## Given records
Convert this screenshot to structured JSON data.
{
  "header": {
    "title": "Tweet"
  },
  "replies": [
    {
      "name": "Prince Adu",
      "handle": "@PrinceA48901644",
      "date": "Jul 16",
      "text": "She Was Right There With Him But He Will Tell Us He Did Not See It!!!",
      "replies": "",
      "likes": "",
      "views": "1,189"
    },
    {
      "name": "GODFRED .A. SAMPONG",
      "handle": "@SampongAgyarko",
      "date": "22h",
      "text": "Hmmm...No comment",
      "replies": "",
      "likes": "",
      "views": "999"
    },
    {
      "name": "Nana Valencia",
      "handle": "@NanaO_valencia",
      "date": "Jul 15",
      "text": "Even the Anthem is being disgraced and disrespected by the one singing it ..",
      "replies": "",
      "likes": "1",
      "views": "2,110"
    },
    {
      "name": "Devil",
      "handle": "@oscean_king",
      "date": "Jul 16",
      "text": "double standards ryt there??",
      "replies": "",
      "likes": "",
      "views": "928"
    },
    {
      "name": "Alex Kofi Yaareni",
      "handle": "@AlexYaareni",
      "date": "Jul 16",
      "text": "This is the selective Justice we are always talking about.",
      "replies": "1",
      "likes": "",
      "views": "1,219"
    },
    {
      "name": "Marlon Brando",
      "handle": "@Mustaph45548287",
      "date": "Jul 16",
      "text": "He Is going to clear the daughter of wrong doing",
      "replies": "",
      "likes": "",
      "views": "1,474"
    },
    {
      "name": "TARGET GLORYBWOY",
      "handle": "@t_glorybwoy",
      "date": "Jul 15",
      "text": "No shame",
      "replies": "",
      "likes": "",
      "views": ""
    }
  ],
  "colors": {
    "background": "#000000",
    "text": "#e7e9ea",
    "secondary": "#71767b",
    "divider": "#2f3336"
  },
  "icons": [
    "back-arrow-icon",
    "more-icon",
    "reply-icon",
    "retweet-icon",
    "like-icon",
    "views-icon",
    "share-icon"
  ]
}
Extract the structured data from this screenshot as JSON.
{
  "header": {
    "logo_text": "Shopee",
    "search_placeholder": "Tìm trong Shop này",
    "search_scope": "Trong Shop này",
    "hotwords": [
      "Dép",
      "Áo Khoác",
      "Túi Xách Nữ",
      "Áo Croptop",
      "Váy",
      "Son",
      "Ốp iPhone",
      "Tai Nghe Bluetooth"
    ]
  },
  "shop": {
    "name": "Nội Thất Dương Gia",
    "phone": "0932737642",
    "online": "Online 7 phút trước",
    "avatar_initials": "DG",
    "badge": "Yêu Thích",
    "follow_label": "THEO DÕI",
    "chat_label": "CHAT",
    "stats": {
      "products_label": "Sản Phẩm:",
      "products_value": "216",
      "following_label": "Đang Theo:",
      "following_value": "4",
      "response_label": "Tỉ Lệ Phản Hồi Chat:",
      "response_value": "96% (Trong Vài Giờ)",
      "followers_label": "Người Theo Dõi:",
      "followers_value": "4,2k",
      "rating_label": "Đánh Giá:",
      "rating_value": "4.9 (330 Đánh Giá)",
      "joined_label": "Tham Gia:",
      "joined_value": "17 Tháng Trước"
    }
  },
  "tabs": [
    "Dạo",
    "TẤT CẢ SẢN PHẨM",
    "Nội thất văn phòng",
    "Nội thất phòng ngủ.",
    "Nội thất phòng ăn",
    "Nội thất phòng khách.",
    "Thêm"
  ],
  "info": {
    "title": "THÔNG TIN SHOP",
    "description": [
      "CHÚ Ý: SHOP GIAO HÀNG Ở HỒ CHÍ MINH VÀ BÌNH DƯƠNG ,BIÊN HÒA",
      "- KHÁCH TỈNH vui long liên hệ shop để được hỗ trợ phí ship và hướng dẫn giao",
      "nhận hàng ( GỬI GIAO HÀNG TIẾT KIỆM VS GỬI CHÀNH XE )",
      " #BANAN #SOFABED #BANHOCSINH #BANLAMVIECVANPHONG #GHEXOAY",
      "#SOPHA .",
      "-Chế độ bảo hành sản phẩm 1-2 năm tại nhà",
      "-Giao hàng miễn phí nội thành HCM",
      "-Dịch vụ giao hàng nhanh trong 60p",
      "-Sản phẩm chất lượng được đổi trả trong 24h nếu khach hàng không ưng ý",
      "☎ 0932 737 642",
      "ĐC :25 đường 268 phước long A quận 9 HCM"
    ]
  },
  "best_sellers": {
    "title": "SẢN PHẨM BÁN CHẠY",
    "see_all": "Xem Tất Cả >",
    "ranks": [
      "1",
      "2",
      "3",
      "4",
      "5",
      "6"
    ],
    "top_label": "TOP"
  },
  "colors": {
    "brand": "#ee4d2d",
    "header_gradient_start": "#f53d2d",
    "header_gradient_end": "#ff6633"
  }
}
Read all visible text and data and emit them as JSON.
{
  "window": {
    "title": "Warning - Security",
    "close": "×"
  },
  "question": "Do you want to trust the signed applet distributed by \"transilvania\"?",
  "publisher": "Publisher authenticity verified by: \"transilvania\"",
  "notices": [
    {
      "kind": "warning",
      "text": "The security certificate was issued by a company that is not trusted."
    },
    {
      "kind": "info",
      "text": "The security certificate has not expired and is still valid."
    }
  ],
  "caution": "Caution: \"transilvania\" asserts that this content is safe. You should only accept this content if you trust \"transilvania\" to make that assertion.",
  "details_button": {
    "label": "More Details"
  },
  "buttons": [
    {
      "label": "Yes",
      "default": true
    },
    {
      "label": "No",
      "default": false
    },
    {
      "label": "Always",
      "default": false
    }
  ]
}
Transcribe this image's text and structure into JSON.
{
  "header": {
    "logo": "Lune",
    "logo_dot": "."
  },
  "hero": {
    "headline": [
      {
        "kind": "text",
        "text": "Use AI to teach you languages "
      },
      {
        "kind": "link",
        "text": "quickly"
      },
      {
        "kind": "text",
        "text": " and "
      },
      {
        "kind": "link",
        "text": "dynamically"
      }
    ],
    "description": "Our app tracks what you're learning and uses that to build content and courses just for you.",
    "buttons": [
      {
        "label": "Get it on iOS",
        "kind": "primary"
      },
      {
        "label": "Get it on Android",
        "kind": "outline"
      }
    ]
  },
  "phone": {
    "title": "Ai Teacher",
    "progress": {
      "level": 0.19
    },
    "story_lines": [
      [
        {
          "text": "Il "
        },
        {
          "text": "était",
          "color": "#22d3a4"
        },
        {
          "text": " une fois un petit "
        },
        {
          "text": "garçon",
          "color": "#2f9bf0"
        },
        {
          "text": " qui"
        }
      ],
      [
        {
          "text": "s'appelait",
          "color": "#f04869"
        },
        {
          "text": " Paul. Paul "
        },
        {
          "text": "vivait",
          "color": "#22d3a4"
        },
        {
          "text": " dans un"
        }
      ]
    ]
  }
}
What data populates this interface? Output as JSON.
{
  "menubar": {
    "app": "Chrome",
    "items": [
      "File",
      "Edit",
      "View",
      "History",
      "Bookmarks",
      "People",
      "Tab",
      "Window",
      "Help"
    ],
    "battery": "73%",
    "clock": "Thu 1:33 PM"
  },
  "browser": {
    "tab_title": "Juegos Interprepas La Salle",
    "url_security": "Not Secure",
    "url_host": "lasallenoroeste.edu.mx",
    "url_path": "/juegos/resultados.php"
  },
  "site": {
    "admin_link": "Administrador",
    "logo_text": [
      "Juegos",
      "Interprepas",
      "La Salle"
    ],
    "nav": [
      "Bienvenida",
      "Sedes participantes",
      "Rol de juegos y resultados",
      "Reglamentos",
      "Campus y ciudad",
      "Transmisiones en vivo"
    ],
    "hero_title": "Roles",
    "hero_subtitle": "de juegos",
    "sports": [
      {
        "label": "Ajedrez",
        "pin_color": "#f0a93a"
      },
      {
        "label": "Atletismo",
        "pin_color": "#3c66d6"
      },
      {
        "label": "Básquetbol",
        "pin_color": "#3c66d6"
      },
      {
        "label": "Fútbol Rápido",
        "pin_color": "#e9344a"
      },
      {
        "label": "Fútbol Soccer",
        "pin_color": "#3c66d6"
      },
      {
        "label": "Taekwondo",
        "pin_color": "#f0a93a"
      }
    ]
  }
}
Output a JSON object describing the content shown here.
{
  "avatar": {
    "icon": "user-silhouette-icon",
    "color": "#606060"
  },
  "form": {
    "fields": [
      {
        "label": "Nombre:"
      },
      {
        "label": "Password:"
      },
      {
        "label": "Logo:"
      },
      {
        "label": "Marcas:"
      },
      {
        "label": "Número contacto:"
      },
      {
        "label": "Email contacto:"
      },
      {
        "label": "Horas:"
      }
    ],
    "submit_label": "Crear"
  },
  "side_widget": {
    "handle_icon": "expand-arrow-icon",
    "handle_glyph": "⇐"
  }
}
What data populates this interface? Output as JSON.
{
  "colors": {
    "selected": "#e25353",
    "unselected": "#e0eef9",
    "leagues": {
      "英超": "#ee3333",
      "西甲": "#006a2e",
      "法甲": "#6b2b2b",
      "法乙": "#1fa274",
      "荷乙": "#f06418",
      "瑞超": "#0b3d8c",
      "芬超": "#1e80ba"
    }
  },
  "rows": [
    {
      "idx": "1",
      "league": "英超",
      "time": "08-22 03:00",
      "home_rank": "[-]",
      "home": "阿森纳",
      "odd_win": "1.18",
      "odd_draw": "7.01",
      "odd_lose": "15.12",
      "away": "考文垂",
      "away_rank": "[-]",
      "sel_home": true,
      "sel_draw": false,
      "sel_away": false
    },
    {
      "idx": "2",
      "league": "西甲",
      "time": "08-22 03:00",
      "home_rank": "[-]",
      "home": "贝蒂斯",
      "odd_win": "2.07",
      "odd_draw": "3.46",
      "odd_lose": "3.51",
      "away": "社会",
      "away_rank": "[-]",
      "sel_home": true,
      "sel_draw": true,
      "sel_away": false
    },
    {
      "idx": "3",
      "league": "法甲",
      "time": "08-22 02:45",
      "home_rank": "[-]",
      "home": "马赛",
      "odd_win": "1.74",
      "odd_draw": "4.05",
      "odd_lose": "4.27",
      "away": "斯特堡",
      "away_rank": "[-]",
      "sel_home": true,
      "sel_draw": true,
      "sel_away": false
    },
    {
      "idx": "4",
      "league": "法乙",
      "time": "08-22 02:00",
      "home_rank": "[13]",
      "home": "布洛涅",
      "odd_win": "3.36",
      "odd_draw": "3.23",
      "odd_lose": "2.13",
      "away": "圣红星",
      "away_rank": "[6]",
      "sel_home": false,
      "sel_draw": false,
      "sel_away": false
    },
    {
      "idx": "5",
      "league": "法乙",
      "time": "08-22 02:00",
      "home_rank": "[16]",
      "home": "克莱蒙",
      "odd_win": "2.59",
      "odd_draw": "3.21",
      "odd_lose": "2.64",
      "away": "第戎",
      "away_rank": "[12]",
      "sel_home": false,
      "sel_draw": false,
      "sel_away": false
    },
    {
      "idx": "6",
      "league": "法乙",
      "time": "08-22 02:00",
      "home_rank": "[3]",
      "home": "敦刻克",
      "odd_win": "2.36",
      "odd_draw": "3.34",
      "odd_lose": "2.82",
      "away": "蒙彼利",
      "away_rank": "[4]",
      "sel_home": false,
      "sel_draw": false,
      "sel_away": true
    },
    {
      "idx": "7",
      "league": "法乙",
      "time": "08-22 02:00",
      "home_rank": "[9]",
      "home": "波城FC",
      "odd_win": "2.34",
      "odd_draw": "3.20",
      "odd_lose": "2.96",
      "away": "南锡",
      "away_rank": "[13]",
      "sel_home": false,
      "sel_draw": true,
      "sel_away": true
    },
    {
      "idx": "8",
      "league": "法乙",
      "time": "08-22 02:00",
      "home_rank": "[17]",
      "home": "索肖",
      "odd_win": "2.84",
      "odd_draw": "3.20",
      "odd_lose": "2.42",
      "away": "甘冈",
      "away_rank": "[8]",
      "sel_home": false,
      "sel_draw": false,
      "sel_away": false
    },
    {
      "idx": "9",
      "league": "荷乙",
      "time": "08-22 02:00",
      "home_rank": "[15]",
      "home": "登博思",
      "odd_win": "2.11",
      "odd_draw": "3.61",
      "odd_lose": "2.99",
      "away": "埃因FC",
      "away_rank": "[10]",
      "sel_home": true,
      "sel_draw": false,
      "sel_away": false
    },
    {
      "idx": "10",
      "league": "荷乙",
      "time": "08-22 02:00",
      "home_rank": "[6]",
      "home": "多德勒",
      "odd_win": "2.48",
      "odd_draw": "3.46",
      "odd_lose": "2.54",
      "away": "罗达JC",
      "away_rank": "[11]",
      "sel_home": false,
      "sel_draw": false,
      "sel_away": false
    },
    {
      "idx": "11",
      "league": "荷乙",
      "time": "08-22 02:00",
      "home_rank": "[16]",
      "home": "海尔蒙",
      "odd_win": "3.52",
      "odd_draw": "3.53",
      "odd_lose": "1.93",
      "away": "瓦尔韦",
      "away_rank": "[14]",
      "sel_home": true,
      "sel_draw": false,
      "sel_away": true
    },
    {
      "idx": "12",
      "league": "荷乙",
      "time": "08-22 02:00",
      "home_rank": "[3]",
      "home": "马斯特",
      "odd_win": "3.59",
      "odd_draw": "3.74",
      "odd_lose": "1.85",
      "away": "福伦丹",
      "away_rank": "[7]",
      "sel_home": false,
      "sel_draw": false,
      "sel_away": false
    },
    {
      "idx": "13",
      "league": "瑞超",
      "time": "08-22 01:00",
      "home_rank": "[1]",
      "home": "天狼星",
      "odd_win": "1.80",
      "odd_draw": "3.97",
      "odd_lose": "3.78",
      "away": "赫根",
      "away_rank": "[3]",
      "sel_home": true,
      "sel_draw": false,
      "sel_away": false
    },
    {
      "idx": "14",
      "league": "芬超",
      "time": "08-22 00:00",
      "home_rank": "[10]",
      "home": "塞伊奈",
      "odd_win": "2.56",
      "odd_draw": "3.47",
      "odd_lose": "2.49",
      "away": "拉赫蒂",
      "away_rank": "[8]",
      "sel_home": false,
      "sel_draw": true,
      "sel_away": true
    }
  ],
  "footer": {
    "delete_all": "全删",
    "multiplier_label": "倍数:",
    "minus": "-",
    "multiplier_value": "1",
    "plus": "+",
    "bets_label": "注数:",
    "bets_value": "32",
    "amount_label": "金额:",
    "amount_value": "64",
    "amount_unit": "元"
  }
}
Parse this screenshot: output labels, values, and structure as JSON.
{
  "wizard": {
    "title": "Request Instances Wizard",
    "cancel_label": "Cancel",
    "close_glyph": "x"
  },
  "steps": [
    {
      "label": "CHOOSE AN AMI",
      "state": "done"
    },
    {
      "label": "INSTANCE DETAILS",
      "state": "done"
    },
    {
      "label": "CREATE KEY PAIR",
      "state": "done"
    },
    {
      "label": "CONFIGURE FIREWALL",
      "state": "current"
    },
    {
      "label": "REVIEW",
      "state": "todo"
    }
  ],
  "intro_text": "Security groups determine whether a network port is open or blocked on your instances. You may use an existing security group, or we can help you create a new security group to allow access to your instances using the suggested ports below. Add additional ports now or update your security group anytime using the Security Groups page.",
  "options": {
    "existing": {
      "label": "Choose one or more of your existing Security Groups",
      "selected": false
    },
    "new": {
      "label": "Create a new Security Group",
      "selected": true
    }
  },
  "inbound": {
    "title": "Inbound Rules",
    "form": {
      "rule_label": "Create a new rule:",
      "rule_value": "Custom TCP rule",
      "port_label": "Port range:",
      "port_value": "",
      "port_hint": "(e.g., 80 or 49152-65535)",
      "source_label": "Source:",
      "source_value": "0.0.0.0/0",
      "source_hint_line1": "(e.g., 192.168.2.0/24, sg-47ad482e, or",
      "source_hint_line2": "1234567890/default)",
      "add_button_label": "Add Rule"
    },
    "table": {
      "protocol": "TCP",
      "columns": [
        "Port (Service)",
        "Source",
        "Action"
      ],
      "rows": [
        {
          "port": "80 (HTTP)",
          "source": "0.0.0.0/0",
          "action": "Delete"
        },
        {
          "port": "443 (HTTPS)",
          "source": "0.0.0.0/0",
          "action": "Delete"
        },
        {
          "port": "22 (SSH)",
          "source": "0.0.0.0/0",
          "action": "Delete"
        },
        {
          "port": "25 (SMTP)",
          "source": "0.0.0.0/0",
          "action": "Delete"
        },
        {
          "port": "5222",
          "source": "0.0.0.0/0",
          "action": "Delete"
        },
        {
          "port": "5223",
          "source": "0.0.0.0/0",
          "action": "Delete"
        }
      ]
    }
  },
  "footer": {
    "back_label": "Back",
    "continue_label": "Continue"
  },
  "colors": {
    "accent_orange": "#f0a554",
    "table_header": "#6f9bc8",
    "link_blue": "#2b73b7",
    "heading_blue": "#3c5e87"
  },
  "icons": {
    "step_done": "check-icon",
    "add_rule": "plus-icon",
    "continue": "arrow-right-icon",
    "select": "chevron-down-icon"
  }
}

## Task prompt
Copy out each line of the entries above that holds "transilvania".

## Worked solution
  "question": "Do you want to trust the signed applet distributed by \"transilvania\"?",
  "publisher": "Publisher authenticity verified by: \"transilvania\"",
  "caution": "Caution: \"transilvania\" asserts that this content is safe. You should only accept this content if you trust \"transilvania\" to make that assertion.",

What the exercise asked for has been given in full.